#### [WHAT TO WORK ON]
Go through the entries below and copy every line that holds the word "doctor".

*** MATERIAL SUPPLIED Section Begins ***

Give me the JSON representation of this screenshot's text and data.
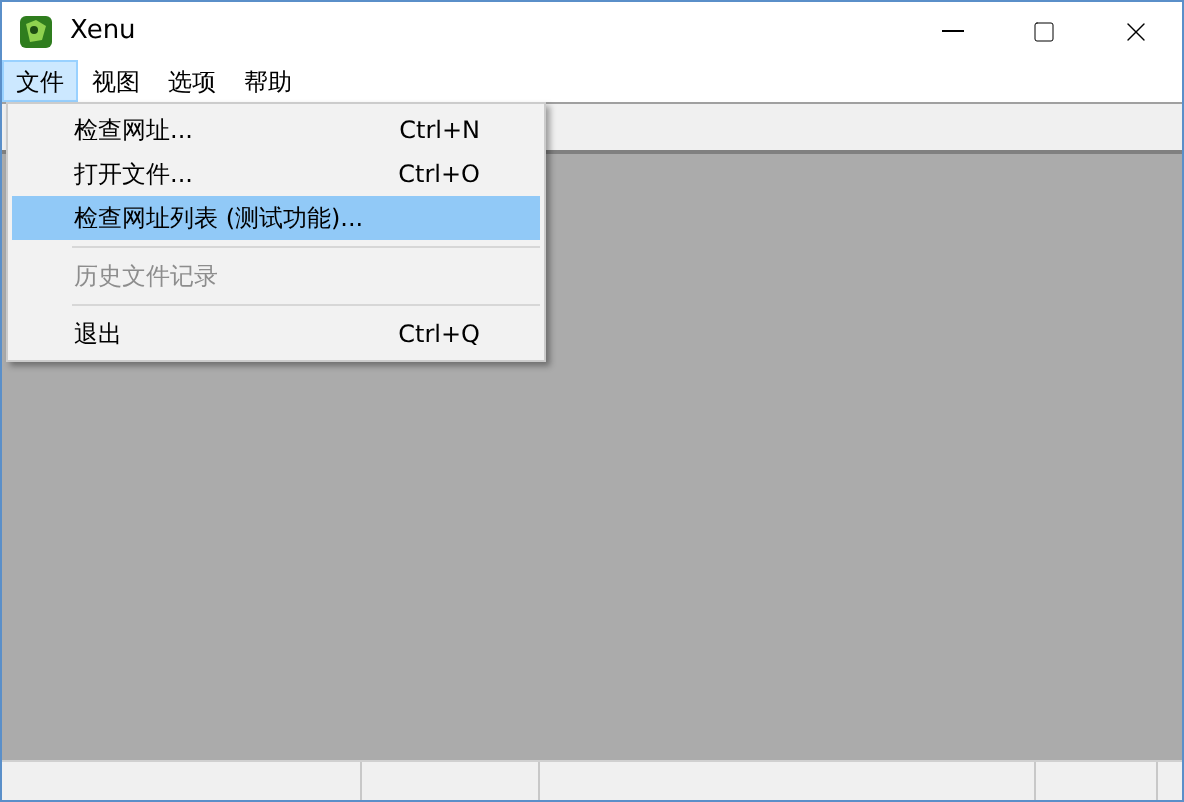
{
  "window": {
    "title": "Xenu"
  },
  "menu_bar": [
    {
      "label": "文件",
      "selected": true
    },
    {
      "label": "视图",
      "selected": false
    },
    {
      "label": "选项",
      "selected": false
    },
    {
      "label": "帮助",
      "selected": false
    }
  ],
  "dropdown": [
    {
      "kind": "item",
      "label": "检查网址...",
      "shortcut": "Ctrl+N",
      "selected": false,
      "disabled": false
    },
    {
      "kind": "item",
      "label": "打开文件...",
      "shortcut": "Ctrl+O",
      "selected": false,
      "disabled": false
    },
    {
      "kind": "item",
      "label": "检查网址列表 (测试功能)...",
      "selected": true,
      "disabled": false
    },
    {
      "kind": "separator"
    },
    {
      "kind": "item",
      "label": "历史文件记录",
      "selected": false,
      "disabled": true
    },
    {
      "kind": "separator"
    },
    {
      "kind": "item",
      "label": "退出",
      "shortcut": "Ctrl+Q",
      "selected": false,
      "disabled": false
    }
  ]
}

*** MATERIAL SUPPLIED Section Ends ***
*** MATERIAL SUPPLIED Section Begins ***

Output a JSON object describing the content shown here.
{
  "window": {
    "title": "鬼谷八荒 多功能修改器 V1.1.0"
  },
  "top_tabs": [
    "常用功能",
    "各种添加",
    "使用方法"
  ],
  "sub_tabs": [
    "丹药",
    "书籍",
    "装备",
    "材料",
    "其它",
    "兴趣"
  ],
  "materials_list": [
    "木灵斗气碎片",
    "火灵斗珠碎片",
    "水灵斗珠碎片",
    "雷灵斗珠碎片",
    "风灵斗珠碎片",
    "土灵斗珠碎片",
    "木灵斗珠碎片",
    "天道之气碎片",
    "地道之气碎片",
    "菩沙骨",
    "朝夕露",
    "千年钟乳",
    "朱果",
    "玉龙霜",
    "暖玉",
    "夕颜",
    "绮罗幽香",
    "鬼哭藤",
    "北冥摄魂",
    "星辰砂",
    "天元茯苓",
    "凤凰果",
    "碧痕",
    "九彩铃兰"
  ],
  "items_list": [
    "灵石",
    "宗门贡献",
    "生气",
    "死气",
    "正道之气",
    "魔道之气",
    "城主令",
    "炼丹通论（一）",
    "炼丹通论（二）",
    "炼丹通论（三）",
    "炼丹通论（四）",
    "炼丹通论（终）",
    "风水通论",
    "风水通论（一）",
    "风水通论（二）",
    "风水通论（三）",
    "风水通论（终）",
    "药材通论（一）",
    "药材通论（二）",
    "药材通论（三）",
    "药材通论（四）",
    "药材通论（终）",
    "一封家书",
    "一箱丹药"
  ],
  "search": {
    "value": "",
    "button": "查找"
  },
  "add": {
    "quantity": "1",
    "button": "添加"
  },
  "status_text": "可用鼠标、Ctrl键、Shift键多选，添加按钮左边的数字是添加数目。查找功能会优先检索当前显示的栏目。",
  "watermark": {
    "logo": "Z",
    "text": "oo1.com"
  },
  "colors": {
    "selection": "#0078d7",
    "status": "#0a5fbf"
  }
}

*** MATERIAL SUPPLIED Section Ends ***
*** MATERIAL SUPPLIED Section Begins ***

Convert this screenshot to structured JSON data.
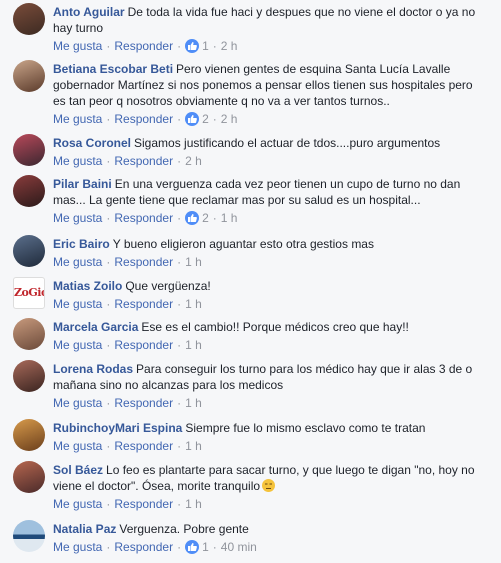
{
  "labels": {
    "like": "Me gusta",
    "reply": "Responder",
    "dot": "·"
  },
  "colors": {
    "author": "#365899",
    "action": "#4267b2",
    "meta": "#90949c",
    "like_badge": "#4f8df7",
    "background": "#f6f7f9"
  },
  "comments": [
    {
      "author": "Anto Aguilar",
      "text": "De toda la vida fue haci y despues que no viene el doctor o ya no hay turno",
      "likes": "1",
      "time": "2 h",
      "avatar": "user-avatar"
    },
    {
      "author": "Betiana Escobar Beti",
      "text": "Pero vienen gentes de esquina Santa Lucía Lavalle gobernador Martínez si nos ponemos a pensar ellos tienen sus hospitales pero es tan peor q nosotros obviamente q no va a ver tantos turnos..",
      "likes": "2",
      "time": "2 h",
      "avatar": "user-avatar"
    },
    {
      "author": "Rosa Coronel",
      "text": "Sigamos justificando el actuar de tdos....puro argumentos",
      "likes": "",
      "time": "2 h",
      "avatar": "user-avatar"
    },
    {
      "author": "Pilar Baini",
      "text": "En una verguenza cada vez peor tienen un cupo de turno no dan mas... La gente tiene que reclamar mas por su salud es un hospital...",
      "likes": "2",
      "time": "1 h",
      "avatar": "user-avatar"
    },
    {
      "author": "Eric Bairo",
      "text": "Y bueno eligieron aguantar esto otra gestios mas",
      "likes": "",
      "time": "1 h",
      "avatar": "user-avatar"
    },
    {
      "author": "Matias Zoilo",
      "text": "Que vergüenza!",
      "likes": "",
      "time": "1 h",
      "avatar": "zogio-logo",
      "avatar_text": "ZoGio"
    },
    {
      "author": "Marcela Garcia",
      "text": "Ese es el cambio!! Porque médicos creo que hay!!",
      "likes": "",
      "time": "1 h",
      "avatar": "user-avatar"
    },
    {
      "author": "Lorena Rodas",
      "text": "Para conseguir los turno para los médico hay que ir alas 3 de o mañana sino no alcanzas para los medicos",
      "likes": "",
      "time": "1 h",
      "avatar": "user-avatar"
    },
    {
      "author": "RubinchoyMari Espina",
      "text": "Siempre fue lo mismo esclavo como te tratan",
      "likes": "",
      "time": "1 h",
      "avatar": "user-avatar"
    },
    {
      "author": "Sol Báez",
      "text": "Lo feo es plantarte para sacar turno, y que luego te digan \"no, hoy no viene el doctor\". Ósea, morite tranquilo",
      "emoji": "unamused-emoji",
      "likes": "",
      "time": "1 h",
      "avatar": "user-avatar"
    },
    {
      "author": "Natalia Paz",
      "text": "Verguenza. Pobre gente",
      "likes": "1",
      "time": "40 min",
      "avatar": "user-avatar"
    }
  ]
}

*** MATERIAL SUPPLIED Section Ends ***

#### [OUTPUT BELOW]
      "text": "De toda la vida fue haci y despues que no viene el doctor o ya no hay turno",
      "text": "Lo feo es plantarte para sacar turno, y que luego te digan \"no, hoy no viene el doctor\". Ósea, morite tranquilo",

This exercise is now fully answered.